So does that make a good movie?  It's hard to say.  It's a fairly funny, silly movie.  There's a lot of funny people involved (Wanda Sykes has a couple of great bits, Jennifer Coolidge is typically awesome in her character, and one of Chris Rock's many roles in this film has him and Mario Joyner doing what could possibly be a vaudeville bit over and over again).  I'm not sure that there's enough material in general to warrant this being a feature film (it came from a sketch on "The Chris Rock Show"); even with the framing device, which may or may not have been originally planned, there's close to ten minutes of credits (which features a Pootie Tang original song, then a video from the movie's soundtrack, plus some cut scenes/bloopers).

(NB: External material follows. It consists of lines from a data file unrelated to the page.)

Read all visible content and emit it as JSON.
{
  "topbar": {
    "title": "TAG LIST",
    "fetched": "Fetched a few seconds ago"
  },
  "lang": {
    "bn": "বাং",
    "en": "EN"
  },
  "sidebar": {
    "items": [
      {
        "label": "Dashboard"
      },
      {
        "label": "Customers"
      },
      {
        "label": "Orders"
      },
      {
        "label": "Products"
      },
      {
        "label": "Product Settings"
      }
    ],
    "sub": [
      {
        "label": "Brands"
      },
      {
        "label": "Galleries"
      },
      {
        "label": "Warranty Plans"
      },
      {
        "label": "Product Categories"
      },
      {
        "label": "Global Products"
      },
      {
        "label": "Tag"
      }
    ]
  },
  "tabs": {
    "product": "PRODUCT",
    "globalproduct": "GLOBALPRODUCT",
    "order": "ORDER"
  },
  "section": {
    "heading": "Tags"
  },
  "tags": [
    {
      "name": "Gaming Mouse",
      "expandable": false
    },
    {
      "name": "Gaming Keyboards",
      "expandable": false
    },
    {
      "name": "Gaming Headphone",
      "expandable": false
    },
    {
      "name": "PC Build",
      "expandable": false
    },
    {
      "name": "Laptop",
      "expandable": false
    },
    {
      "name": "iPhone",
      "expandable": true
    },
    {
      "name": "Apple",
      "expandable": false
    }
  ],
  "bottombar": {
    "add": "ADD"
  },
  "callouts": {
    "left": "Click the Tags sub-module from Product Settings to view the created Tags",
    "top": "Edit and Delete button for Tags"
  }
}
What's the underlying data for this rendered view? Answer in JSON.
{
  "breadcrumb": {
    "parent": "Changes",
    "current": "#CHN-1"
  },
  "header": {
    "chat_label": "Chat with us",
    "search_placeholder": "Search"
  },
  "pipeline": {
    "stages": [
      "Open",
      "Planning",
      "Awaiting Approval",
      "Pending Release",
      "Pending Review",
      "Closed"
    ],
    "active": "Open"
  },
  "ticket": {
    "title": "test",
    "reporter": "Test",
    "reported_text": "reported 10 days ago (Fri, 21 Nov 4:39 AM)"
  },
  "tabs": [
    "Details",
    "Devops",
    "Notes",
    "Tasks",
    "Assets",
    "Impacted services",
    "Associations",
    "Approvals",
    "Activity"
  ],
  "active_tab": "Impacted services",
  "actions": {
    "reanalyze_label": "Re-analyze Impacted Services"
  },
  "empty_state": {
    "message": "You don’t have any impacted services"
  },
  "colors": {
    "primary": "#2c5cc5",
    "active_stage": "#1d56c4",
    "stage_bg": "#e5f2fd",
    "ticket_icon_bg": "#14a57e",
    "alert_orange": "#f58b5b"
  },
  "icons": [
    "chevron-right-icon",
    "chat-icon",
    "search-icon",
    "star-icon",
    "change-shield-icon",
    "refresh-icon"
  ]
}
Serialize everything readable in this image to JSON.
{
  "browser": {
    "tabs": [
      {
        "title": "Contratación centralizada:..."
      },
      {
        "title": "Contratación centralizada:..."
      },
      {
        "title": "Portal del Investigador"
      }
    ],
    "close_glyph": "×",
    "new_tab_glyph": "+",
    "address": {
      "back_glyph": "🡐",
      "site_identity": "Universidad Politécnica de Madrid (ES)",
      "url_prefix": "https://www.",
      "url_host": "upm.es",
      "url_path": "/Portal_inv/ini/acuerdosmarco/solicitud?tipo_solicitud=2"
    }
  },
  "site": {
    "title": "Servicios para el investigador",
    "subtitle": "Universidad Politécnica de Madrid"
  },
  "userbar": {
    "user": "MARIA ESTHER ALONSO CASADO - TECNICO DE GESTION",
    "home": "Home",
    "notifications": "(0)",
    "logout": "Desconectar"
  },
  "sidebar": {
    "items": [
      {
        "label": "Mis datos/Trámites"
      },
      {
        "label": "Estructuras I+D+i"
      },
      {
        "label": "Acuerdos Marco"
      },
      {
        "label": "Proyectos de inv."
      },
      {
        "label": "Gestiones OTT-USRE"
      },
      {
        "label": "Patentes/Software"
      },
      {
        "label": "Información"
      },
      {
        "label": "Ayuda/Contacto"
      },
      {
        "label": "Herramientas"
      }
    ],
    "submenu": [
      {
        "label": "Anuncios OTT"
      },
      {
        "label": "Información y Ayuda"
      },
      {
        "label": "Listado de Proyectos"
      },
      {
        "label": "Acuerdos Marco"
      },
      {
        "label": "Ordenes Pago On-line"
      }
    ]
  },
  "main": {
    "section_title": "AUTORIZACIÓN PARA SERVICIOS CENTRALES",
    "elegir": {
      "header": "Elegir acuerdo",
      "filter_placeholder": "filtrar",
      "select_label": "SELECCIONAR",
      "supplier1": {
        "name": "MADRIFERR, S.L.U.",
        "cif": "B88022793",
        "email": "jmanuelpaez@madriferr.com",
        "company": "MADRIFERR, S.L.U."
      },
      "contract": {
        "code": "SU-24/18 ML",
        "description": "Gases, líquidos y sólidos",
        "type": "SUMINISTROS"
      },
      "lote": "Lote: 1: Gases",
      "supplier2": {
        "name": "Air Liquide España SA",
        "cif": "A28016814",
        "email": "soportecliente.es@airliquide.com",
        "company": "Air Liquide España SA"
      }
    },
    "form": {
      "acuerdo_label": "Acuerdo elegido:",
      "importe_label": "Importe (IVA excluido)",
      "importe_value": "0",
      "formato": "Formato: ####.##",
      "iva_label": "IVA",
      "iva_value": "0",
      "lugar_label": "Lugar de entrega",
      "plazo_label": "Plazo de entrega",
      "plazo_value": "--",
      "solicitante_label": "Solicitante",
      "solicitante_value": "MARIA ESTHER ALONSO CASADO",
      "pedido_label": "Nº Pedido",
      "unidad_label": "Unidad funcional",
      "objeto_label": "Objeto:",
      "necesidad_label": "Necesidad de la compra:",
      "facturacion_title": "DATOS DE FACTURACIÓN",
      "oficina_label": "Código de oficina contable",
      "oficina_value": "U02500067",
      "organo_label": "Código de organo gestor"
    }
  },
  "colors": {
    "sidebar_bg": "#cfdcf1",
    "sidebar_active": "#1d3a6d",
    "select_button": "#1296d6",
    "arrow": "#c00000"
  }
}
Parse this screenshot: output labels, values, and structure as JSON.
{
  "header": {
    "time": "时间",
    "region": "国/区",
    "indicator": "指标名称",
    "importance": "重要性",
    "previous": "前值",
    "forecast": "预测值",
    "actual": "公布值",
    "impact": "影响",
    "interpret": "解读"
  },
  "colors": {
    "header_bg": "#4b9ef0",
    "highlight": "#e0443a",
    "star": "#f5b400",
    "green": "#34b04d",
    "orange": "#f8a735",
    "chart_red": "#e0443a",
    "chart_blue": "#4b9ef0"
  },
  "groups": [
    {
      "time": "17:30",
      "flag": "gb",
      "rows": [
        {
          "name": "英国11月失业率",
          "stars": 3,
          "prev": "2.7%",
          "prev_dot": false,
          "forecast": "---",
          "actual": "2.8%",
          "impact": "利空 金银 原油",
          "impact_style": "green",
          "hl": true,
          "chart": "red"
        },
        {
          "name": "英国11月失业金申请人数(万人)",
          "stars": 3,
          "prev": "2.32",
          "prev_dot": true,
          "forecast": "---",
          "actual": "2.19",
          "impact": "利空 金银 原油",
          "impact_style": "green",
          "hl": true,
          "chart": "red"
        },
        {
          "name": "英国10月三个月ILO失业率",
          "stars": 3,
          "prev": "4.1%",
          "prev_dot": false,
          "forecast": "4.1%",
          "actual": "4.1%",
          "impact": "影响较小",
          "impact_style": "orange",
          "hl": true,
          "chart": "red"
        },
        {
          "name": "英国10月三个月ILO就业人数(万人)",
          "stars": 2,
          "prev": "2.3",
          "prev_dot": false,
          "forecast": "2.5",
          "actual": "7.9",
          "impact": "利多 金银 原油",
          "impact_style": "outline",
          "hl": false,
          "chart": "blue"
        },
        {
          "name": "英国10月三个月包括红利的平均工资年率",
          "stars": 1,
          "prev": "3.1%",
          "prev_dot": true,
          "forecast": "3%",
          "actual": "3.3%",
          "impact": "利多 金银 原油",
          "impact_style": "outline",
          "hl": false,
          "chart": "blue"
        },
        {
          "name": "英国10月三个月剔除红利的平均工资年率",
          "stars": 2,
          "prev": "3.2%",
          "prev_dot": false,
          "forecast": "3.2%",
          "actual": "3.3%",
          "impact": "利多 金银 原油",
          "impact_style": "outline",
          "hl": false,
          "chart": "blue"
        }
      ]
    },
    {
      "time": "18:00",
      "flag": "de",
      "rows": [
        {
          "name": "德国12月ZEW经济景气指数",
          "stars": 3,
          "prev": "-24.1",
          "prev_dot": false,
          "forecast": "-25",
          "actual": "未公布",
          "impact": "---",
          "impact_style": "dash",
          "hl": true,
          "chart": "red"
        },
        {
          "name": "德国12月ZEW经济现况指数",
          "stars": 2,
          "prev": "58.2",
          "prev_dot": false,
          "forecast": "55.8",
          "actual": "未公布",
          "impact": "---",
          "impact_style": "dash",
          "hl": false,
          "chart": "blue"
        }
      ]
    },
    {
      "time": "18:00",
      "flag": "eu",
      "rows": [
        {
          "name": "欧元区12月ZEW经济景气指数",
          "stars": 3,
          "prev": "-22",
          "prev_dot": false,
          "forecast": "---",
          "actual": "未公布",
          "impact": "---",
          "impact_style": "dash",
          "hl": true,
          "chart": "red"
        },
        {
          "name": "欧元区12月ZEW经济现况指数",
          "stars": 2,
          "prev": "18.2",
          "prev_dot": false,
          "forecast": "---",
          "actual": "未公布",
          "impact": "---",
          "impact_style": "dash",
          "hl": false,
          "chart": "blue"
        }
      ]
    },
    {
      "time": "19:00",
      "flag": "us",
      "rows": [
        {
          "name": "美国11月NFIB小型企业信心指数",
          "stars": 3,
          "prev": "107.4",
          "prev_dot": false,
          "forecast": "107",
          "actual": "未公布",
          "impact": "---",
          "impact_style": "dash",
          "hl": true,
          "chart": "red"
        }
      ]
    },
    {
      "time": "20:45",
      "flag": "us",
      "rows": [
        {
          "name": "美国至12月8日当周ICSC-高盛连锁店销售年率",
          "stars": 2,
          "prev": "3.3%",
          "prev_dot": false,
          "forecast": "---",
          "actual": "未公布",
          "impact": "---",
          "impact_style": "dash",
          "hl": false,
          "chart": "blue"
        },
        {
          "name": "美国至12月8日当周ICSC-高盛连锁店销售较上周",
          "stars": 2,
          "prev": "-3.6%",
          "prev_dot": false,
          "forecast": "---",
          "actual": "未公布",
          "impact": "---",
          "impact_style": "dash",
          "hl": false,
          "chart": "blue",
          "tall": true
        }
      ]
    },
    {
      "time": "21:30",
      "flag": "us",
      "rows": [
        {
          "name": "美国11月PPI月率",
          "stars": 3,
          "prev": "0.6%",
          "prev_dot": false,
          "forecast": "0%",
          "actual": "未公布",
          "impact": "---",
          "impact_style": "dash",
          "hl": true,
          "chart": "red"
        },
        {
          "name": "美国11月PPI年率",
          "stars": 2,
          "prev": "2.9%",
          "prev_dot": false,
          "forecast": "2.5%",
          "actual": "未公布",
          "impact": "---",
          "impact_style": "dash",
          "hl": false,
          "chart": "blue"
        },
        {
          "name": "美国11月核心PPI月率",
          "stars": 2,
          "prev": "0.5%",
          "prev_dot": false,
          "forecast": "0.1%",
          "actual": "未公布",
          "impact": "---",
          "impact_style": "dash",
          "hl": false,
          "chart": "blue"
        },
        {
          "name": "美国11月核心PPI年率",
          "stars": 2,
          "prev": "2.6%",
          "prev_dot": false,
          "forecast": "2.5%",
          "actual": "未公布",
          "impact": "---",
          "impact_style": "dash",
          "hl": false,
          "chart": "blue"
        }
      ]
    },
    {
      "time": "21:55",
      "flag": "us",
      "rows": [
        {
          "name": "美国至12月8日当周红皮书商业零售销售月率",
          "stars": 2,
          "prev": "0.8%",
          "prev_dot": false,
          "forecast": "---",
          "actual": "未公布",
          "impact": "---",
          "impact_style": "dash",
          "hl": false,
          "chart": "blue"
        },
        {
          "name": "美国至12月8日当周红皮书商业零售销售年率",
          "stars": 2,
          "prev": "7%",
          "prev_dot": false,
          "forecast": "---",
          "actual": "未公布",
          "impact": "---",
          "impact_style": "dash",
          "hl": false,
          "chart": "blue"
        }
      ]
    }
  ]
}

But the reason I'm not willing to say this is entirely a bad film is that it's the product of a very specific point in time.  Like "Run Ronnie Run," this is a film that had production difficulties.  Everyone loves Louis C.K. now, but ten years ago, his generation of comedians were trying to make the jump from TV shows and appearances to making films, and it would be fair to say that their brand of comedy wasn't yet palatable to a wider audience.  In this instance, Louis C.K. says that he was fired from directing the film during the editing process, but at least "Pootie Tang" made it to theatres.  So, I can't really tell you what this is.  It's a film, it's been released into the wild, but it's also not the vision of any one person.  I kind of like "Pootie Tang," it's funny (and very funny at points), but it's also kind of a missed opportunity.  Whenever you've got a bunch of legitimately funny people being funny, there's something of merit present, but the final product ends up being a little muddled here.

2 / 5 - Streaming